* _AIM OF THE EXERCISE_: Please retype the data below in full.

- - - - - - -

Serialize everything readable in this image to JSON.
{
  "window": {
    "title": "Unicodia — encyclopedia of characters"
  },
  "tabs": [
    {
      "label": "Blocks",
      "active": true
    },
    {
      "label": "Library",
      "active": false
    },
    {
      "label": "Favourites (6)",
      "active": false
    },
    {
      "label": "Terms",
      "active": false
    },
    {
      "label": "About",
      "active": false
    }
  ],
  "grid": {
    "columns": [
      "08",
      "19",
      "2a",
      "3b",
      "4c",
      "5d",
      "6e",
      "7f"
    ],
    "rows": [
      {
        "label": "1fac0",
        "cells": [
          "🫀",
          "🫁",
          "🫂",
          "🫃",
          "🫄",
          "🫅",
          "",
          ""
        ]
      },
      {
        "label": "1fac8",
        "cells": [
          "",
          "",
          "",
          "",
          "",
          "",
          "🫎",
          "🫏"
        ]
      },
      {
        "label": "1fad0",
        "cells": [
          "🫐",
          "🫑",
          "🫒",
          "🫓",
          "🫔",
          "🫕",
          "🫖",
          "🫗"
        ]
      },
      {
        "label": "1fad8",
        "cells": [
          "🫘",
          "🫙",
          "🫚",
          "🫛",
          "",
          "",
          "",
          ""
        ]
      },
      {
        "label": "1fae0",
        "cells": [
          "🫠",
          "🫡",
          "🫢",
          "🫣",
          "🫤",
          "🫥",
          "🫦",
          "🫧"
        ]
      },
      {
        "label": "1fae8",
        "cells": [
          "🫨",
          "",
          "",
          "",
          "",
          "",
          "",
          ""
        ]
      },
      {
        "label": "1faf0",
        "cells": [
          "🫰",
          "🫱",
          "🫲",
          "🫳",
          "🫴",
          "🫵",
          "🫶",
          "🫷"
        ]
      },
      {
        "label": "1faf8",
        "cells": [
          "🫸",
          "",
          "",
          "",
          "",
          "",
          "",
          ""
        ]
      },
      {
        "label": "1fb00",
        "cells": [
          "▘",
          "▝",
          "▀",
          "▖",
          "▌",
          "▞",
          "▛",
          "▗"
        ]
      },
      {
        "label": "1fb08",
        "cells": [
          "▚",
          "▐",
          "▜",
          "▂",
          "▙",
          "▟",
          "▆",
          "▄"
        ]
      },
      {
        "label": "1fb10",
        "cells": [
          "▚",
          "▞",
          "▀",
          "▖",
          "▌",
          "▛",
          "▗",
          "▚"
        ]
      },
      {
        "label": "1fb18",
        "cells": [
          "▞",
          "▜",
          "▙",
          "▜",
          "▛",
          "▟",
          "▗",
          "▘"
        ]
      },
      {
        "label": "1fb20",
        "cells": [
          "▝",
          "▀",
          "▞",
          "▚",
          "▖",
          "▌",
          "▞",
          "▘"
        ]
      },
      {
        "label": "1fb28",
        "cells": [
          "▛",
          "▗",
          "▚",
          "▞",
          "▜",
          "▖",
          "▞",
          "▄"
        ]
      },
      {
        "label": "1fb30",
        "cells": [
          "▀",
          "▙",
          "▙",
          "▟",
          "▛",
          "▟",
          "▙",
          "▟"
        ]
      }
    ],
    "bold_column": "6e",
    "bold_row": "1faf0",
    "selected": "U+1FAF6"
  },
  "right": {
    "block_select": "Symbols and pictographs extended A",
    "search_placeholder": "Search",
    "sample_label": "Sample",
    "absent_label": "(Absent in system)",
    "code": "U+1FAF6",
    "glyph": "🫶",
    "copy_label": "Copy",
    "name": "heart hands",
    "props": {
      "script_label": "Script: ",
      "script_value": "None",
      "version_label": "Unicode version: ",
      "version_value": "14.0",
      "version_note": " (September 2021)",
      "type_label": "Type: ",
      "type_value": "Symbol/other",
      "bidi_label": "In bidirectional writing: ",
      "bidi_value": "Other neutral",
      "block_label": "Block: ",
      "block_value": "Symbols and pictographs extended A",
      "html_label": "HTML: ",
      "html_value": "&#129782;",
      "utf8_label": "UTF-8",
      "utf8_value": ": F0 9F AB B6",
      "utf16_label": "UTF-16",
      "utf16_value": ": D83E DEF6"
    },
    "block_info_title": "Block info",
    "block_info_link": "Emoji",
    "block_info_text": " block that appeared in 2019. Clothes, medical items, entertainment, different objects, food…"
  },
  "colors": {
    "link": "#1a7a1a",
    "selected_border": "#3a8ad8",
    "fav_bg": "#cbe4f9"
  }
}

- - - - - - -

* _RESPONSE TO THE EXERCISE_:
Serialize everything readable in this image to JSON.
{
  "window": {
    "title": "Unicodia — encyclopedia of characters"
  },
  "tabs": [
    {
      "label": "Blocks",
      "active": true
    },
    {
      "label": "Library",
      "active": false
    },
    {
      "label": "Favourites (6)",
      "active": false
    },
    {
      "label": "Terms",
      "active": false
    },
    {
      "label": "About",
      "active": false
    }
  ],
  "grid": {
    "columns": [
      "08",
      "19",
      "2a",
      "3b",
      "4c",
      "5d",
      "6e",
      "7f"
    ],
    "rows": [
      {
        "label": "1fac0",
        "cells": [
          "🫀",
          "🫁",
          "🫂",
          "🫃",
          "🫄",
          "🫅",
          "",
          ""
        ]
      },
      {
        "label": "1fac8",
        "cells": [
          "",
          "",
          "",
          "",
          "",
          "",
          "🫎",
          "🫏"
        ]
      },
      {
        "label": "1fad0",
        "cells": [
          "🫐",
          "🫑",
          "🫒",
          "🫓",
          "🫔",
          "🫕",
          "🫖",
          "🫗"
        ]
      },
      {
        "label": "1fad8",
        "cells": [
          "🫘",
          "🫙",
          "🫚",
          "🫛",
          "",
          "",
          "",
          ""
        ]
      },
      {
        "label": "1fae0",
        "cells": [
          "🫠",
          "🫡",
          "🫢",
          "🫣",
          "🫤",
          "🫥",
          "🫦",
          "🫧"
        ]
      },
      {
        "label": "1fae8",
        "cells": [
          "🫨",
          "",
          "",
          "",
          "",
          "",
          "",
          ""
        ]
      },
      {
        "label": "1faf0",
        "cells": [
          "🫰",
          "🫱",
          "🫲",
          "🫳",
          "🫴",
          "🫵",
          "🫶",
          "🫷"
        ]
      },
      {
        "label": "1faf8",
        "cells": [
          "🫸",
          "",
          "",
          "",
          "",
          "",
          "",
          ""
        ]
      },
      {
        "label": "1fb00",
        "cells": [
          "▘",
          "▝",
          "▀",
          "▖",
          "▌",
          "▞",
          "▛",
          "▗"
        ]
      },
      {
        "label": "1fb08",
        "cells": [
          "▚",
          "▐",
          "▜",
          "▂",
          "▙",
          "▟",
          "▆",
          "▄"
        ]
      },
      {
        "label": "1fb10",
        "cells": [
          "▚",
          "▞",
          "▀",
          "▖",
          "▌",
          "▛",
          "▗",
          "▚"
        ]
      },
      {
        "label": "1fb18",
        "cells": [
          "▞",
          "▜",
          "▙",
          "▜",
          "▛",
          "▟",
          "▗",
          "▘"
        ]
      },
      {
        "label": "1fb20",
        "cells": [
          "▝",
          "▀",
          "▞",
          "▚",
          "▖",
          "▌",
          "▞",
          "▘"
        ]
      },
      {
        "label": "1fb28",
        "cells": [
          "▛",
          "▗",
          "▚",
          "▞",
          "▜",
          "▖",
          "▞",
          "▄"
        ]
      },
      {
        "label": "1fb30",
        "cells": [
          "▀",
          "▙",
          "▙",
          "▟",
          "▛",
          "▟",
          "▙",
          "▟"
        ]
      }
    ],
    "bold_column": "6e",
    "bold_row": "1faf0",
    "selected": "U+1FAF6"
  },
  "right": {
    "block_select": "Symbols and pictographs extended A",
    "search_placeholder": "Search",
    "sample_label": "Sample",
    "absent_label": "(Absent in system)",
    "code": "U+1FAF6",
    "glyph": "🫶",
    "copy_label": "Copy",
    "name": "heart hands",
    "props": {
      "script_label": "Script: ",
      "script_value": "None",
      "version_label": "Unicode version: ",
      "version_value": "14.0",
      "version_note": " (September 2021)",
      "type_label": "Type: ",
      "type_value": "Symbol/other",
      "bidi_label": "In bidirectional writing: ",
      "bidi_value": "Other neutral",
      "block_label": "Block: ",
      "block_value": "Symbols and pictographs extended A",
      "html_label": "HTML: ",
      "html_value": "&#129782;",
      "utf8_label": "UTF-8",
      "utf8_value": ": F0 9F AB B6",
      "utf16_label": "UTF-16",
      "utf16_value": ": D83E DEF6"
    },
    "block_info_title": "Block info",
    "block_info_link": "Emoji",
    "block_info_text": " block that appeared in 2019. Clothes, medical items, entertainment, different objects, food…"
  },
  "colors": {
    "link": "#1a7a1a",
    "selected_border": "#3a8ad8",
    "fav_bg": "#cbe4f9"
  }
}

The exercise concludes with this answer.